So how should we use backchannels?
What we need is careful control in the ways we use backchannels, so that presenters can get feedback without being distracted or losing control. Here are some examples:
- Only display moderated highlights from the backchannel, at the times you choose (or better still, never show the backchannel at all. Keep it separate).
- Check the backchannel during scheduled breaks (which is what we did at ECS) and take necessary actions in the next session.
- Have a colleague monitor and participate in the backchannel on your behalf, bringing important sentiments and questions to your attention – a sort of “ombudsman for the audience“, as Alistair did for Sean at Web2Expo (shown above).
- Have regular “Twitter breaks,” as Robert Scoble suggests.
- Use software like keynotetweet to send triggered tweets into the backchannel as you hit certain slides. This can help keep the backchannel conversation on track.
- Include live polls in your presentations with software like PollEverywhere. This is a good example of inviting audience feedback but keeping control.
These are the ways that I think work, and are effective, adding value for presenter and audience alike. But of course there are always risks with any backchannel. The crowd may turn against you, especially if they become more interested in the discussion than what you are saying. There is more pressure for you to deliver value. This is particularly a danger in classroom situations, where audiences may be less motivated. But in most cases this can be managed by ensuring someone is attentive to what the audience is saying, moderating and guiding the discussion, and feeding important things back to the presenter.
Above all, keep control, and keep focus. Do not use backchannel technology just because you can. Use it wisely and sparingly, only when it will enhance your audience’s experience.

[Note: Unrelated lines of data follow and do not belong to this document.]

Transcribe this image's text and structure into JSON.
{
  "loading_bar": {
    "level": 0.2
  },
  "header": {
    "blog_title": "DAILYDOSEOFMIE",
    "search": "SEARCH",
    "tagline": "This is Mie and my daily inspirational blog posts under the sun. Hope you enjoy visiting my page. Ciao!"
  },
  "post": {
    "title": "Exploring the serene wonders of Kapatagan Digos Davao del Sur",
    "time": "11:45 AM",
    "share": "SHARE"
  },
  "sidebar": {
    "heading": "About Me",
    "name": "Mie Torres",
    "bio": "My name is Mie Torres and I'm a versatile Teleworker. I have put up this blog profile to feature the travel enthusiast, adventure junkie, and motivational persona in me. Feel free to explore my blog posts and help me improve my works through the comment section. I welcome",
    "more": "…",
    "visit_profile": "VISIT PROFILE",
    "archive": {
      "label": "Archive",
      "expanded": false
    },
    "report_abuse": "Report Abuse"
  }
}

I’d like to reiterate that I am not criticizing UXMTL. I enjoyed the event and look forward to getting involved with the community and attending future events. The purpose of this post is only to discuss the wider issues the situation raised for me. What do you think? Are backchannels worth the effort or should they be avoided?